3) (soft edge) The density of $\mu$ vanishes like a square root around $x_\max$, i.e. $f(x)\sim (x_\max-x)^{1/2}$ when $x\rightarrow x_\max$.

For TASEP and longest increasing subsequence models, one can see that 1), 2) and 3) hold [since these models are somehow discretizations of random matrix models where everything is explicit (Wishart and GUE respectively)]. For the Wigner matrices, 2) and 3) clearly hold [Wigner's semicircular law], and I guess 1) is ok [because of the local semicircular law]. For ASEP, 1) clearly holds [because of the E of ASEP], 2) and 3) are not so clear to me, but sound reasonable.

  • Do you know any interacting particle model where Tracy-Widom holds but where one of the previous points is cruelly violated ?

Of course the condition 1) is pretty vague, and would deserve to be defined precisely. It is a part of the question !

NB : I have a pretty weak physical background, so if by any chance a physicist was lost on MO, I'd love to hear his/her criteria for Tracy-Widom...

share|improve this question
1  
Nice question! I, for one, would appreciate the insertion of a few references. –  S123 Jul 27 '11 at 14:13
1  
SPG : Thank you for your interest. As I will edit my post in order to include some references (it was hard to find something packed and semi-exhaustive !). –  Adrien Hardy Jul 29 '11 at 3:25
1  
I am not a physicist, but since you wanted to hear from some, take a look at this paper. I saw the first author's talk in MSRI last year. The authors are are experimental physicists; they set up an experiment in which they fired a laser into a dish of a certain kind of liquid crystal, held very near a phase transition. The laser pulse nucleated a local phase change, and the fluctuations of the edge of the resulting ordered region agreed very well with the Tracy-Widom distribution. daisy.phys.s.u-tokyo.ac.jp/student/kazumasa/publications/… –  Benjamin Young Dec 31 '11 at 21:22
add comment

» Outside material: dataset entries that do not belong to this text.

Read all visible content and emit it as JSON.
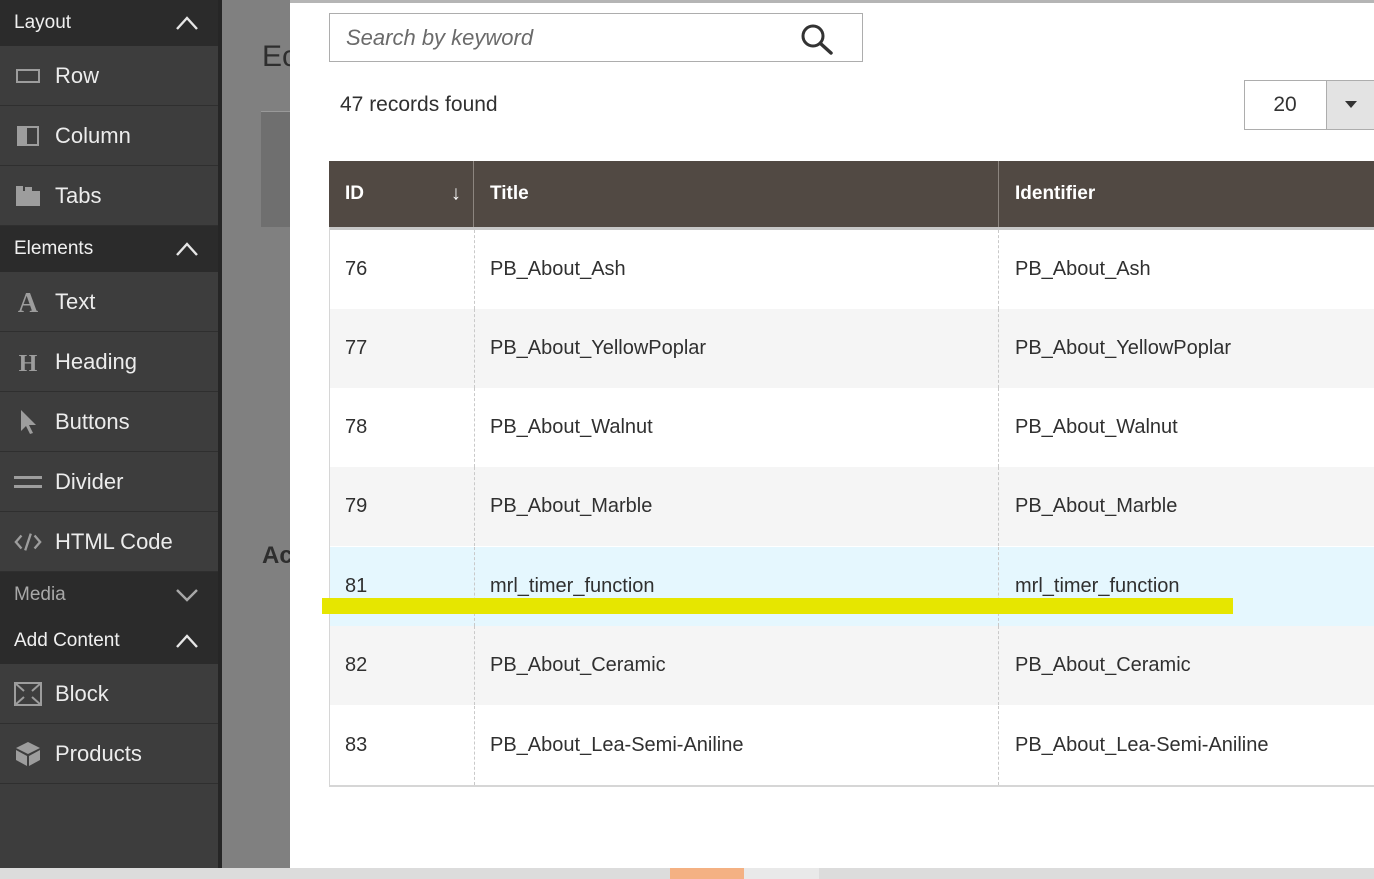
{
  "sidebar": {
    "groups": [
      {
        "title": "Layout",
        "expanded": true,
        "items": [
          {
            "label": "Row",
            "icon": "row-icon"
          },
          {
            "label": "Column",
            "icon": "column-icon"
          },
          {
            "label": "Tabs",
            "icon": "tabs-icon"
          }
        ]
      },
      {
        "title": "Elements",
        "expanded": true,
        "items": [
          {
            "label": "Text",
            "icon": "text-icon"
          },
          {
            "label": "Heading",
            "icon": "heading-icon"
          },
          {
            "label": "Buttons",
            "icon": "pointer-icon"
          },
          {
            "label": "Divider",
            "icon": "divider-icon"
          },
          {
            "label": "HTML Code",
            "icon": "code-icon"
          }
        ]
      },
      {
        "title": "Media",
        "expanded": false,
        "items": []
      },
      {
        "title": "Add Content",
        "expanded": true,
        "items": [
          {
            "label": "Block",
            "icon": "block-icon"
          },
          {
            "label": "Products",
            "icon": "products-icon"
          }
        ]
      }
    ]
  },
  "background": {
    "title_fragment": "Ec",
    "section_fragment": "Ac"
  },
  "modal": {
    "search": {
      "placeholder": "Search by keyword",
      "value": ""
    },
    "records_found": "47 records found",
    "per_page": "20",
    "grid": {
      "columns": [
        {
          "label": "ID",
          "sort": "↓"
        },
        {
          "label": "Title"
        },
        {
          "label": "Identifier"
        }
      ],
      "rows": [
        {
          "id": "76",
          "title": "PB_About_Ash",
          "identifier": "PB_About_Ash"
        },
        {
          "id": "77",
          "title": "PB_About_YellowPoplar",
          "identifier": "PB_About_YellowPoplar"
        },
        {
          "id": "78",
          "title": "PB_About_Walnut",
          "identifier": "PB_About_Walnut"
        },
        {
          "id": "79",
          "title": "PB_About_Marble",
          "identifier": "PB_About_Marble"
        },
        {
          "id": "81",
          "title": "mrl_timer_function",
          "identifier": "mrl_timer_function",
          "selected": true
        },
        {
          "id": "82",
          "title": "PB_About_Ceramic",
          "identifier": "PB_About_Ceramic"
        },
        {
          "id": "83",
          "title": "PB_About_Lea-Semi-Aniline",
          "identifier": "PB_About_Lea-Semi-Aniline"
        }
      ]
    }
  },
  "colors": {
    "header_bg": "#514943",
    "sidebar_bg": "#3d3d3d",
    "selected_row": "#e5f7fe",
    "highlight_mark": "#e6e600"
  }
}
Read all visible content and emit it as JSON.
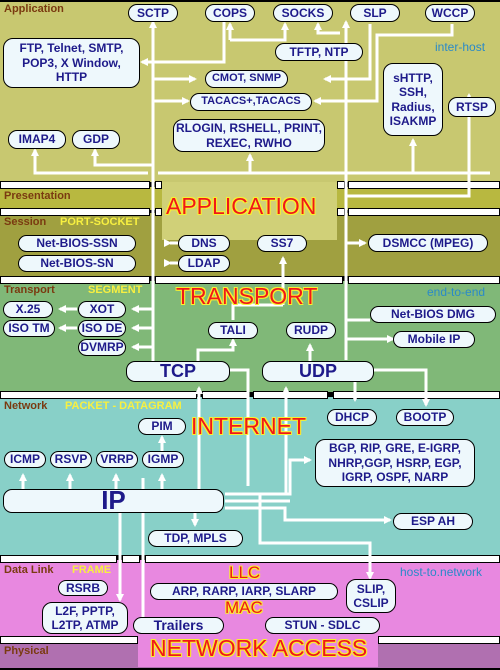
{
  "layers": {
    "application": {
      "label": "Application",
      "color": "#c8c870"
    },
    "presentation": {
      "label": "Presentation",
      "color": "#b8b840"
    },
    "session": {
      "label": "Session",
      "unit": "PORT-SOCKET",
      "color": "#a0a040"
    },
    "transport": {
      "label": "Transport",
      "unit": "SEGMENT",
      "color": "#80b878"
    },
    "network": {
      "label": "Network",
      "unit": "PACKET - DATAGRAM",
      "color": "#88d0c8"
    },
    "datalink": {
      "label": "Data Link",
      "unit": "FRAME",
      "color": "#e888e0"
    },
    "physical": {
      "label": "Physical",
      "color": "#b070b0"
    }
  },
  "scopes": {
    "inter_host": "inter-host",
    "end_to_end": "end-to-end",
    "host_to_network": "host-to.network"
  },
  "tcpip_layers": {
    "application": "APPLICATION",
    "transport": "TRANSPORT",
    "internet": "INTERNET",
    "network_access": "NETWORK ACCESS",
    "llc": "LLC",
    "mac": "MAC"
  },
  "protocols": {
    "sctp": "SCTP",
    "cops": "COPS",
    "socks": "SOCKS",
    "slp": "SLP",
    "wccp": "WCCP",
    "ftp_group": "FTP, Telnet, SMTP, POP3,  X Window, HTTP",
    "tftp_ntp": "TFTP, NTP",
    "cmot_snmp": "CMOT, SNMP",
    "tacacs": "TACACS+,TACACS",
    "shttp_group": "sHTTP, SSH, Radius, ISAKMP",
    "rtsp": "RTSP",
    "rlogin_group": "RLOGIN, RSHELL, PRINT, REXEC, RWHO",
    "imap4": "IMAP4",
    "gdp": "GDP",
    "netbios_ssn": "Net-BIOS-SSN",
    "netbios_sn": "Net-BIOS-SN",
    "dns": "DNS",
    "ldap": "LDAP",
    "ss7": "SS7",
    "dsmcc": "DSMCC (MPEG)",
    "x25": "X.25",
    "xot": "XOT",
    "iso_tm": "ISO TM",
    "iso_de": "ISO DE",
    "dvmrp": "DVMRP",
    "tali": "TALI",
    "rudp": "RUDP",
    "netbios_dmg": "Net-BIOS DMG",
    "mobile_ip": "Mobile IP",
    "tcp": "TCP",
    "udp": "UDP",
    "pim": "PIM",
    "dhcp": "DHCP",
    "bootp": "BOOTP",
    "icmp": "ICMP",
    "rsvp": "RSVP",
    "vrrp": "VRRP",
    "igmp": "IGMP",
    "bgp_group": "BGP, RIP, GRE, E-IGRP, NHRP,GGP, HSRP, EGP, IGRP, OSPF, NARP",
    "ip": "IP",
    "esp_ah": "ESP AH",
    "tdp_mpls": "TDP, MPLS",
    "rsrb": "RSRB",
    "l2f_group": "L2F, PPTP, L2TP, ATMP",
    "arp_group": "ARP, RARP, IARP, SLARP",
    "slip": "SLIP, CSLIP",
    "trailers": "Trailers",
    "stun": "STUN - SDLC"
  }
}
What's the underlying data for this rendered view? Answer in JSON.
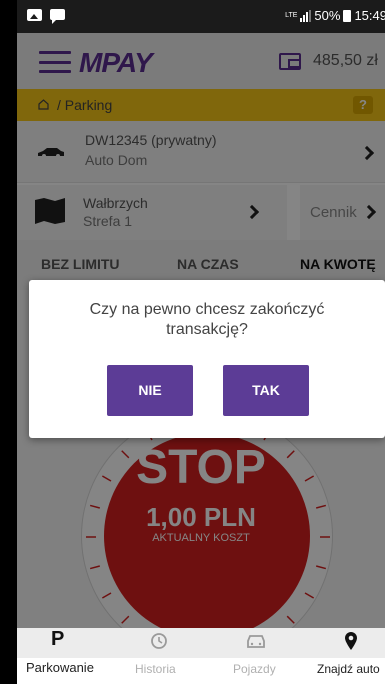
{
  "status_bar": {
    "network": "LTE",
    "battery": "50%",
    "time": "15:49"
  },
  "app_bar": {
    "logo": "MPAY",
    "balance": "485,50 zł"
  },
  "breadcrumb": {
    "home": "⌂",
    "separator": "/",
    "current": "Parking",
    "help": "?"
  },
  "vehicle": {
    "name": "DW12345 (prywatny)",
    "model": "Auto Dom"
  },
  "zone": {
    "city": "Wałbrzych",
    "zone": "Strefa 1",
    "price_label": "Cennik"
  },
  "tabs": [
    {
      "label": "BEZ LIMITU",
      "active": false
    },
    {
      "label": "NA CZAS",
      "active": false
    },
    {
      "label": "NA KWOTĘ",
      "active": true
    }
  ],
  "stop": {
    "label": "STOP",
    "amount": "1,00 PLN",
    "amount_caption": "AKTUALNY KOSZT"
  },
  "dialog": {
    "message_line1": "Czy na pewno chcesz zakończyć",
    "message_line2": "transakcję?",
    "no_label": "NIE",
    "yes_label": "TAK"
  },
  "bottom_nav": [
    {
      "label": "Parkowanie",
      "icon": "parking-icon",
      "active": true
    },
    {
      "label": "Historia",
      "icon": "history-icon",
      "active": false
    },
    {
      "label": "Pojazdy",
      "icon": "car-icon",
      "active": false
    },
    {
      "label": "Znajdź auto",
      "icon": "location-pin-icon",
      "active": true
    }
  ],
  "colors": {
    "brand": "#5a2d91",
    "accent": "#f5c518",
    "stop": "#d4201f",
    "button": "#5c3c96"
  }
}
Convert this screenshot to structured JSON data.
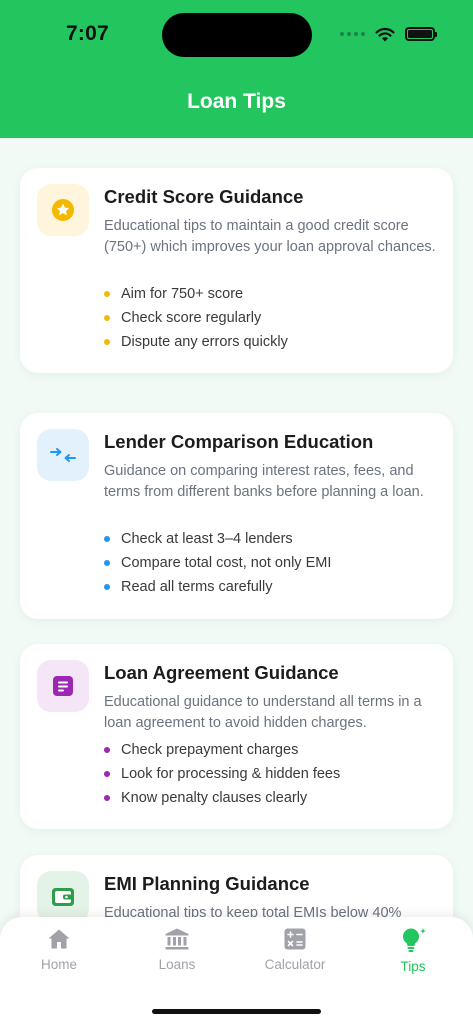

1 Answer

I allow myself to make the following comment as an answer.

There is this paper of Baik, Ben Arous and Péché, "phase transition of the largest eigenvalue for nonnull complex sample covariance matrices" [The Annals of Probability 2005, Vol. 33, No. 5, 1643–1697] that I had in mind for some time and which answers a parallel question of mine, and I thought I should share this observation with the people interested in the question.

This paper has a concrete example of particle system (which is the eigenvalues of a finite rank perturbation of random non-correlated covariance matrices) for which, if certain parameters linked to this system are somehow in a critical regime, then the maximal particle satisfies the three conditions of my question, but DOES NOT fluctuate according to the Tracy-Widom distribution (but according to a close relative. Nevertheless, it turns out it is possible to cook up a more complicated matrix model for which such fluctuations might be of really different nature).

Thus, when my question was about the necessity of this three conditions, I want to stress that they are not sufficient for the appearance of the Tracy-Widom law.

share|improve this answer
add comment

Your Answer

 
discard

By posting your answer, you agree to the privacy policy and terms of service.

Not the answer you're looking for? Browse other questions tagged or ask your own question.